Over the past week we saw another painful and divisive public debate led by our PM about the right of religious organisations to discriminate against Australian LGBTIQ children – thank goodness this debate resulted in a positive legislative change to enshrine safety from discrimination for every student. Yet sadly we are still debating the right to exclude LGBTIQ teachers.  Since when does your gender or sexual identity impact on your ability to be a great maths teacher for example?

This week we also heard that the Australian Senate only narrowly voted down a motion condemning “anti-white racism,” followed by a defence from our government senators who voted for the controversial statement claiming an administrative error and ignorance of what the term meant led to their votes.
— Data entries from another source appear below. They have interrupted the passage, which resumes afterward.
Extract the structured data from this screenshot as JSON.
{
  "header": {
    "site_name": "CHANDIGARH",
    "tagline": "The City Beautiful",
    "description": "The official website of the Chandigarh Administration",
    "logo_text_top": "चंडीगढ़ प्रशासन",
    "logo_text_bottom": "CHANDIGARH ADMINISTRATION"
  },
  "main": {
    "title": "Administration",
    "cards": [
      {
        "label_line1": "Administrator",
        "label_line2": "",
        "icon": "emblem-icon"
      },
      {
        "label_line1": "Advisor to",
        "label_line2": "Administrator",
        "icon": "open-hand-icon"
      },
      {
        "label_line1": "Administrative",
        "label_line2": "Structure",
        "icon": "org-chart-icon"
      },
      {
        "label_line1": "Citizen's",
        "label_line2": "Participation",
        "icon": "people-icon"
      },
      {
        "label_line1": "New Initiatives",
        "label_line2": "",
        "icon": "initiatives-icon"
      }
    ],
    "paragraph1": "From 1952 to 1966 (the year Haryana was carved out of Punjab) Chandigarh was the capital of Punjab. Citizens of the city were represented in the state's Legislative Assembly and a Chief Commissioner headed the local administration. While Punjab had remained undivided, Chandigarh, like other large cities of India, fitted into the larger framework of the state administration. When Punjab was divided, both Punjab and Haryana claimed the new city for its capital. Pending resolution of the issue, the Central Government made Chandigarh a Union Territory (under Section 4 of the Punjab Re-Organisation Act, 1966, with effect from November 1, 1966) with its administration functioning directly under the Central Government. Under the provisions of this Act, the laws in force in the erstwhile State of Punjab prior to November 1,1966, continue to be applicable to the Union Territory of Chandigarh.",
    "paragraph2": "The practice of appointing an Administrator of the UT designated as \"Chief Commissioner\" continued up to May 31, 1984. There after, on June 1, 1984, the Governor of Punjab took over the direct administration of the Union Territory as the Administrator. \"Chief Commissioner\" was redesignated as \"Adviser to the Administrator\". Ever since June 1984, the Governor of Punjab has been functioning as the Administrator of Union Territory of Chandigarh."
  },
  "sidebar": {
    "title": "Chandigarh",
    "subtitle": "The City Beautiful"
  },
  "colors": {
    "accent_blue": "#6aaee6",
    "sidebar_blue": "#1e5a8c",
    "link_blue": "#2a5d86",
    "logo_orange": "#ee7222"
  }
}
The fact that this could happen demonstrates a strong lack of personal insight into the impact of error and ignorance by our politicians, something which I believe is no longer acceptable in 21st century Australia. In my view, some of these leaders would fail the reasonable person in the street test that is enshrined to protect all Australians within our national and state anti-discrimination legislation.
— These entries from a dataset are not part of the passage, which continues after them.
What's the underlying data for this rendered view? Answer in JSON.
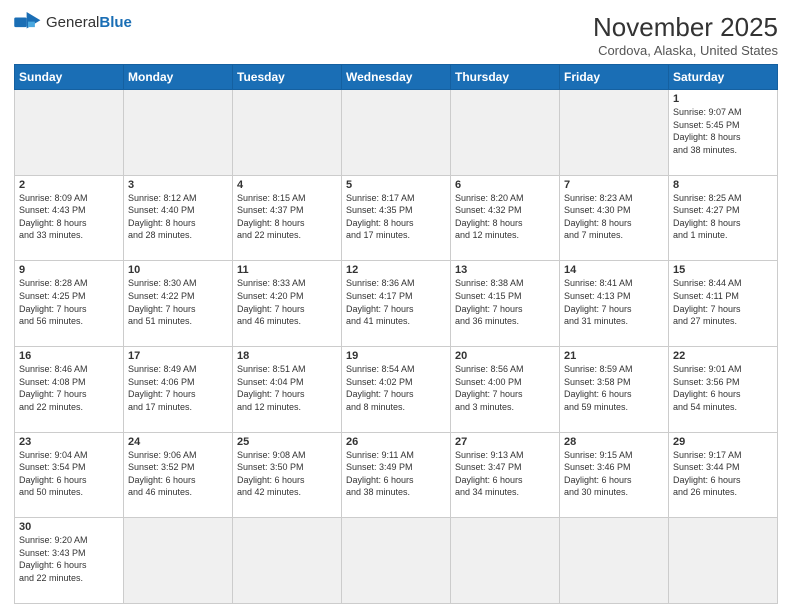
{
  "header": {
    "logo_general": "General",
    "logo_blue": "Blue",
    "title": "November 2025",
    "subtitle": "Cordova, Alaska, United States"
  },
  "weekdays": [
    "Sunday",
    "Monday",
    "Tuesday",
    "Wednesday",
    "Thursday",
    "Friday",
    "Saturday"
  ],
  "weeks": [
    [
      {
        "day": "",
        "info": "",
        "empty": true
      },
      {
        "day": "",
        "info": "",
        "empty": true
      },
      {
        "day": "",
        "info": "",
        "empty": true
      },
      {
        "day": "",
        "info": "",
        "empty": true
      },
      {
        "day": "",
        "info": "",
        "empty": true
      },
      {
        "day": "",
        "info": "",
        "empty": true
      },
      {
        "day": "1",
        "info": "Sunrise: 9:07 AM\nSunset: 5:45 PM\nDaylight: 8 hours\nand 38 minutes."
      }
    ],
    [
      {
        "day": "2",
        "info": "Sunrise: 8:09 AM\nSunset: 4:43 PM\nDaylight: 8 hours\nand 33 minutes."
      },
      {
        "day": "3",
        "info": "Sunrise: 8:12 AM\nSunset: 4:40 PM\nDaylight: 8 hours\nand 28 minutes."
      },
      {
        "day": "4",
        "info": "Sunrise: 8:15 AM\nSunset: 4:37 PM\nDaylight: 8 hours\nand 22 minutes."
      },
      {
        "day": "5",
        "info": "Sunrise: 8:17 AM\nSunset: 4:35 PM\nDaylight: 8 hours\nand 17 minutes."
      },
      {
        "day": "6",
        "info": "Sunrise: 8:20 AM\nSunset: 4:32 PM\nDaylight: 8 hours\nand 12 minutes."
      },
      {
        "day": "7",
        "info": "Sunrise: 8:23 AM\nSunset: 4:30 PM\nDaylight: 8 hours\nand 7 minutes."
      },
      {
        "day": "8",
        "info": "Sunrise: 8:25 AM\nSunset: 4:27 PM\nDaylight: 8 hours\nand 1 minute."
      }
    ],
    [
      {
        "day": "9",
        "info": "Sunrise: 8:28 AM\nSunset: 4:25 PM\nDaylight: 7 hours\nand 56 minutes."
      },
      {
        "day": "10",
        "info": "Sunrise: 8:30 AM\nSunset: 4:22 PM\nDaylight: 7 hours\nand 51 minutes."
      },
      {
        "day": "11",
        "info": "Sunrise: 8:33 AM\nSunset: 4:20 PM\nDaylight: 7 hours\nand 46 minutes."
      },
      {
        "day": "12",
        "info": "Sunrise: 8:36 AM\nSunset: 4:17 PM\nDaylight: 7 hours\nand 41 minutes."
      },
      {
        "day": "13",
        "info": "Sunrise: 8:38 AM\nSunset: 4:15 PM\nDaylight: 7 hours\nand 36 minutes."
      },
      {
        "day": "14",
        "info": "Sunrise: 8:41 AM\nSunset: 4:13 PM\nDaylight: 7 hours\nand 31 minutes."
      },
      {
        "day": "15",
        "info": "Sunrise: 8:44 AM\nSunset: 4:11 PM\nDaylight: 7 hours\nand 27 minutes."
      }
    ],
    [
      {
        "day": "16",
        "info": "Sunrise: 8:46 AM\nSunset: 4:08 PM\nDaylight: 7 hours\nand 22 minutes."
      },
      {
        "day": "17",
        "info": "Sunrise: 8:49 AM\nSunset: 4:06 PM\nDaylight: 7 hours\nand 17 minutes."
      },
      {
        "day": "18",
        "info": "Sunrise: 8:51 AM\nSunset: 4:04 PM\nDaylight: 7 hours\nand 12 minutes."
      },
      {
        "day": "19",
        "info": "Sunrise: 8:54 AM\nSunset: 4:02 PM\nDaylight: 7 hours\nand 8 minutes."
      },
      {
        "day": "20",
        "info": "Sunrise: 8:56 AM\nSunset: 4:00 PM\nDaylight: 7 hours\nand 3 minutes."
      },
      {
        "day": "21",
        "info": "Sunrise: 8:59 AM\nSunset: 3:58 PM\nDaylight: 6 hours\nand 59 minutes."
      },
      {
        "day": "22",
        "info": "Sunrise: 9:01 AM\nSunset: 3:56 PM\nDaylight: 6 hours\nand 54 minutes."
      }
    ],
    [
      {
        "day": "23",
        "info": "Sunrise: 9:04 AM\nSunset: 3:54 PM\nDaylight: 6 hours\nand 50 minutes."
      },
      {
        "day": "24",
        "info": "Sunrise: 9:06 AM\nSunset: 3:52 PM\nDaylight: 6 hours\nand 46 minutes."
      },
      {
        "day": "25",
        "info": "Sunrise: 9:08 AM\nSunset: 3:50 PM\nDaylight: 6 hours\nand 42 minutes."
      },
      {
        "day": "26",
        "info": "Sunrise: 9:11 AM\nSunset: 3:49 PM\nDaylight: 6 hours\nand 38 minutes."
      },
      {
        "day": "27",
        "info": "Sunrise: 9:13 AM\nSunset: 3:47 PM\nDaylight: 6 hours\nand 34 minutes."
      },
      {
        "day": "28",
        "info": "Sunrise: 9:15 AM\nSunset: 3:46 PM\nDaylight: 6 hours\nand 30 minutes."
      },
      {
        "day": "29",
        "info": "Sunrise: 9:17 AM\nSunset: 3:44 PM\nDaylight: 6 hours\nand 26 minutes."
      }
    ],
    [
      {
        "day": "30",
        "info": "Sunrise: 9:20 AM\nSunset: 3:43 PM\nDaylight: 6 hours\nand 22 minutes."
      },
      {
        "day": "",
        "info": "",
        "empty": true
      },
      {
        "day": "",
        "info": "",
        "empty": true
      },
      {
        "day": "",
        "info": "",
        "empty": true
      },
      {
        "day": "",
        "info": "",
        "empty": true
      },
      {
        "day": "",
        "info": "",
        "empty": true
      },
      {
        "day": "",
        "info": "",
        "empty": true
      }
    ]
  ]
}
So how do we shift the dial to win-win inclusion for all Australians?

Based on my experience there are 3 things we can do to get started - we can:

1.    Understand that every one of us has a role to play in shifting workplace and societal culture to be more inclusive of peoples differences. We all need to be mindful of applying an inclusion lens (rather than a special treatment lens) before making decisions, otherwise we are at risk of excluding diverse groups and individuals without realising it.

2.    We all need to be self aware of our own unique diversity identity – we all have one (being the combination of differences that make us unique) and we need to understand that our identity informs how we interpret the world around us.

3.    We need to create safe spaces in our organisations and community for people to have new D & I conversations and respectful disagreement. This is possible after being educated on the robust D & I evidence base we now have, including the business case evidence, the science of how unconscious bias impacts on merit and good decision making, how to mitigate unconscious bias, as well as best practice D & I approaches and actions that people can undertake every day. Through creating these spaces, greater diversity and workplace inclusion can be experienced by everyone.

For these steps to work, they require a workplace culture where people feel safe to identify and speak up and call bias and unfair treatment. Organisations also need to be willing to take swift action to address these challenges as part of how business is done.

In my experience evidence based, well designed D & I, unconscious bias and inclusive leadership education and training sessions can provide employee awareness and education to shift mindsets, increase knowledge, skills and identify the behaviours that drive inclusion.

Sadly, for too long we have spent our time educating our leaders and employees on what not to do rather than equip them with a D &I capability mindset, providing the knowledge, skills and behaviours that create inclusion.

In the many interviews, focus groups and education sessions I have conducted over now twenty-five years I have found mostly well-intentioned people who just want to know what they need to do.

So, it’s time to draw a line in the sand and help Australian leaders and staff to have new, safe and authentic conversations to understand the challenges and help create and implement the new solutions that will make a real difference. We all have a role!

Does your workplace culture have the D & I maturity to support your people to do their best work? How do you know?

Contact me to access my series of 6 one-hour lunch and learns to increase the D & I capability of your people, helping create greater inclusion for everyone.

Image via The Guardian

Fiona KrautilComment